It is important that lighting levels are reasonably consistent, so students do not experience wide variations in light levels when moving their vision from their own desk to the teacher.

Day-lighting is an important factor in all schools. The Department of Education and Skills Technical Guidance Document 020 states that: "The geometry and distribution of glazed areas shall be carefully designed to provide a high level of natural light while avoiding glare and ensuring a good quality day-lighting distribution in the room with average day-lighting factor in the range of 4.5 to 5.5%".

Lighting systems should accommodate the inherent variability of daylight by allowing the levels of light provided to be controlled or automatically adjusted. Automatic controls can help save energy costs by maximising use of daylight.

Lighting should take into account the different needs of all students. Students with vision loss need good lighting levels to enhance their sight, and may require additional lighting for certain tasks.

International standards for classroom lighting range from 300 Lux to 500 Lux. German standards require 1500 Lux for high-precision tasks. Emerging research shows significant improvements in classroom performance arising from improved lighting.

Deaf and hard-of-hearing students need clear visibility for lip-reading. Some students may be particularly sensitive to glare. Therefore, it is important to be able to control the sunlight entering a space by installing suitable blinds, for example, as detailed in the Department of Education and Skills Technical Guidance Documents.

Venetian blinds can create lined patterns of light that may be distracting or confusing for some students.

Environmental Controls

Effective ventilation is important for all students. A lack of fresh air can cause concentration and drowsiness issues.

Where mechanical ventilation systems are used, it is important that their operation is virtually silent: background noise can seriously affect the acoustic performance of a classroom.

Excessive heat or cold can be a distraction from learning. The UK publication 'Building Bulletin 102 Designing for disabled children and children with special educational needs' recommends temperatures of 18 - 21 degrees Centigrade for normal conditions.

Where radiators are used, care should be taken to eliminate any risk of burn injuries though contact with radiator surfaces, particularly for younger students, students with intellectual disabilities or people with reduced sensation.

Assistive Technology

Students with disabilities may use a wide range of assistive technology, including magnifiers, screen reading technology, and portable writing and communication devices.

There should be a sufficient supply of electrical outlets around a classroom to facilitate those who need access to electrical power.
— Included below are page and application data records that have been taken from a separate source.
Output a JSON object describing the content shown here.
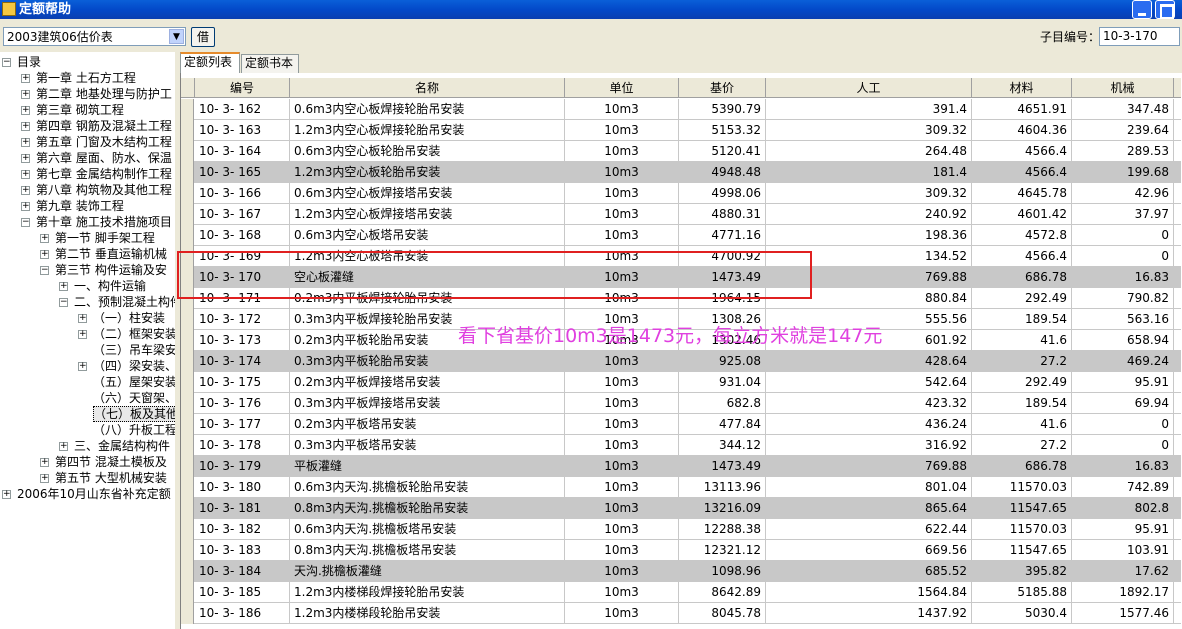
{
  "window": {
    "title": "定额帮助"
  },
  "toolbar": {
    "quota_select": "2003建筑06估价表",
    "borrow_button": "借",
    "sub_code_label": "子目编号：",
    "sub_code_value": "10-3-170"
  },
  "tabs": [
    "定额列表",
    "定额书本"
  ],
  "tree": [
    {
      "label": "目录",
      "exp": "-"
    },
    {
      "label": "第一章  土石方工程",
      "exp": "+"
    },
    {
      "label": "第二章  地基处理与防护工",
      "exp": "+"
    },
    {
      "label": "第三章  砌筑工程",
      "exp": "+"
    },
    {
      "label": "第四章  钢筋及混凝土工程",
      "exp": "+"
    },
    {
      "label": "第五章  门窗及木结构工程",
      "exp": "+"
    },
    {
      "label": "第六章  屋面、防水、保温",
      "exp": "+"
    },
    {
      "label": "第七章  金属结构制作工程",
      "exp": "+"
    },
    {
      "label": "第八章  构筑物及其他工程",
      "exp": "+"
    },
    {
      "label": "第九章  装饰工程",
      "exp": "+"
    },
    {
      "label": "第十章  施工技术措施项目",
      "exp": "-"
    },
    {
      "label": "第一节  脚手架工程",
      "exp": "+"
    },
    {
      "label": "第二节  垂直运输机械",
      "exp": "+"
    },
    {
      "label": "第三节  构件运输及安",
      "exp": "-"
    },
    {
      "label": "一、构件运输",
      "exp": "+"
    },
    {
      "label": "二、预制混凝土构件",
      "exp": "-"
    },
    {
      "label": "（一）柱安装",
      "exp": "+"
    },
    {
      "label": "（二）框架安装",
      "exp": "+"
    },
    {
      "label": "（三）吊车梁安",
      "exp": ""
    },
    {
      "label": "（四）梁安装、",
      "exp": "+"
    },
    {
      "label": "（五）屋架安装",
      "exp": ""
    },
    {
      "label": "（六）天窗架、",
      "exp": ""
    },
    {
      "label": "（七）板及其他",
      "exp": ""
    },
    {
      "label": "（八）升板工程",
      "exp": ""
    },
    {
      "label": "三、金属结构构件",
      "exp": "+"
    },
    {
      "label": "第四节  混凝土模板及",
      "exp": "+"
    },
    {
      "label": "第五节  大型机械安装",
      "exp": "+"
    },
    {
      "label": "2006年10月山东省补充定额",
      "exp": "+"
    }
  ],
  "columns": [
    "编号",
    "名称",
    "单位",
    "基价",
    "人工",
    "材料",
    "机械"
  ],
  "rows": [
    [
      "10- 3- 162",
      "0.6m3内空心板焊接轮胎吊安装",
      "10m3",
      "5390.79",
      "391.4",
      "4651.91",
      "347.48"
    ],
    [
      "10- 3- 163",
      "1.2m3内空心板焊接轮胎吊安装",
      "10m3",
      "5153.32",
      "309.32",
      "4604.36",
      "239.64"
    ],
    [
      "10- 3- 164",
      "0.6m3内空心板轮胎吊安装",
      "10m3",
      "5120.41",
      "264.48",
      "4566.4",
      "289.53"
    ],
    [
      "10- 3- 165",
      "1.2m3内空心板轮胎吊安装",
      "10m3",
      "4948.48",
      "181.4",
      "4566.4",
      "199.68"
    ],
    [
      "10- 3- 166",
      "0.6m3内空心板焊接塔吊安装",
      "10m3",
      "4998.06",
      "309.32",
      "4645.78",
      "42.96"
    ],
    [
      "10- 3- 167",
      "1.2m3内空心板焊接塔吊安装",
      "10m3",
      "4880.31",
      "240.92",
      "4601.42",
      "37.97"
    ],
    [
      "10- 3- 168",
      "0.6m3内空心板塔吊安装",
      "10m3",
      "4771.16",
      "198.36",
      "4572.8",
      "0"
    ],
    [
      "10- 3- 169",
      "1.2m3内空心板塔吊安装",
      "10m3",
      "4700.92",
      "134.52",
      "4566.4",
      "0"
    ],
    [
      "10- 3- 170",
      "空心板灌缝",
      "10m3",
      "1473.49",
      "769.88",
      "686.78",
      "16.83"
    ],
    [
      "10- 3- 171",
      "0.2m3内平板焊接轮胎吊安装",
      "10m3",
      "1964.15",
      "880.84",
      "292.49",
      "790.82"
    ],
    [
      "10- 3- 172",
      "0.3m3内平板焊接轮胎吊安装",
      "10m3",
      "1308.26",
      "555.56",
      "189.54",
      "563.16"
    ],
    [
      "10- 3- 173",
      "0.2m3内平板轮胎吊安装",
      "10m3",
      "1302.46",
      "601.92",
      "41.6",
      "658.94"
    ],
    [
      "10- 3- 174",
      "0.3m3内平板轮胎吊安装",
      "10m3",
      "925.08",
      "428.64",
      "27.2",
      "469.24"
    ],
    [
      "10- 3- 175",
      "0.2m3内平板焊接塔吊安装",
      "10m3",
      "931.04",
      "542.64",
      "292.49",
      "95.91"
    ],
    [
      "10- 3- 176",
      "0.3m3内平板焊接塔吊安装",
      "10m3",
      "682.8",
      "423.32",
      "189.54",
      "69.94"
    ],
    [
      "10- 3- 177",
      "0.2m3内平板塔吊安装",
      "10m3",
      "477.84",
      "436.24",
      "41.6",
      "0"
    ],
    [
      "10- 3- 178",
      "0.3m3内平板塔吊安装",
      "10m3",
      "344.12",
      "316.92",
      "27.2",
      "0"
    ],
    [
      "10- 3- 179",
      "平板灌缝",
      "10m3",
      "1473.49",
      "769.88",
      "686.78",
      "16.83"
    ],
    [
      "10- 3- 180",
      "0.6m3内天沟.挑檐板轮胎吊安装",
      "10m3",
      "13113.96",
      "801.04",
      "11570.03",
      "742.89"
    ],
    [
      "10- 3- 181",
      "0.8m3内天沟.挑檐板轮胎吊安装",
      "10m3",
      "13216.09",
      "865.64",
      "11547.65",
      "802.8"
    ],
    [
      "10- 3- 182",
      "0.6m3内天沟.挑檐板塔吊安装",
      "10m3",
      "12288.38",
      "622.44",
      "11570.03",
      "95.91"
    ],
    [
      "10- 3- 183",
      "0.8m3内天沟.挑檐板塔吊安装",
      "10m3",
      "12321.12",
      "669.56",
      "11547.65",
      "103.91"
    ],
    [
      "10- 3- 184",
      "天沟.挑檐板灌缝",
      "10m3",
      "1098.96",
      "685.52",
      "395.82",
      "17.62"
    ],
    [
      "10- 3- 185",
      "1.2m3内楼梯段焊接轮胎吊安装",
      "10m3",
      "8642.89",
      "1564.84",
      "5185.88",
      "1892.17"
    ],
    [
      "10- 3- 186",
      "1.2m3内楼梯段轮胎吊安装",
      "10m3",
      "8045.78",
      "1437.92",
      "5030.4",
      "1577.46"
    ]
  ],
  "gray_rows": [
    3,
    8,
    12,
    17,
    19,
    22
  ],
  "annotation": "看下省基价10m3是1473元，每立方米就是147元",
  "colors": {
    "title_bar": "#0349c9",
    "gray_row": "#c8c8c8",
    "highlight_border": "#e02020",
    "annotation": "#e040e0"
  }
}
Using floor-mounted sockets can avoid the hazard of cables trailing across the floor.

Managing the Classroom Environment

Schedule periodic reviews to ensure that classroom accessibility is maintained.
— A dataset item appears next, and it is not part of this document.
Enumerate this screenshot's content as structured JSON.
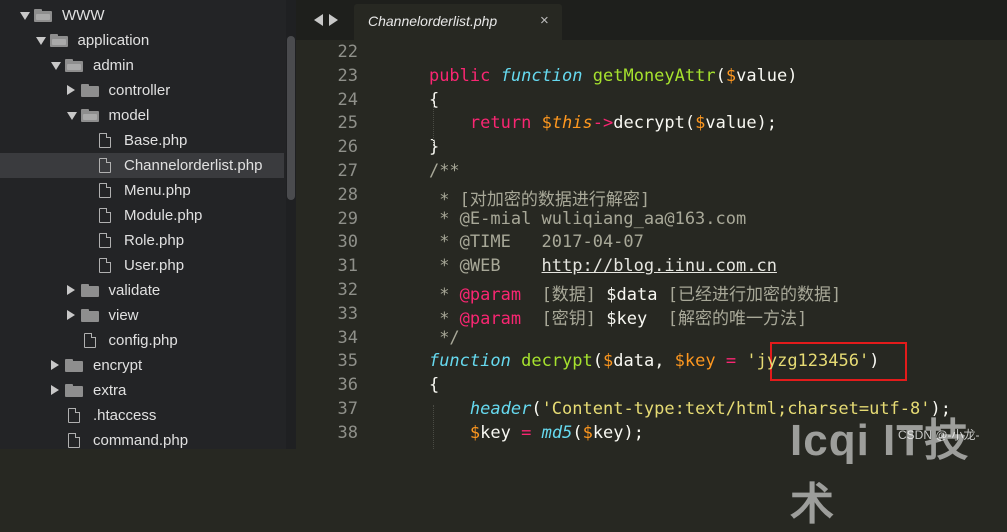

Some items for consideration include:

  • Periodically testing equipment such as induction loops and audio systems to ensure they continue to function
  • Ensuring an adequate supply of fresh or freshly charged batteries to power any portable accessibility devices or microphones
  • Maintaining audio visual equipment, such as projectors, to ensure they do not cause difficulties such as background noise or excessive heat
  • Removing clutter from equipment or class projects and so on to keep access routes clear throughout the room
  • Ensuring that lighting is kept in good working order by replacing any used bulbs or fittings
  • Inviting students and teachers to point out any problems that they notice with lighting or acoustics, so that these can then be addressed within a reasonable time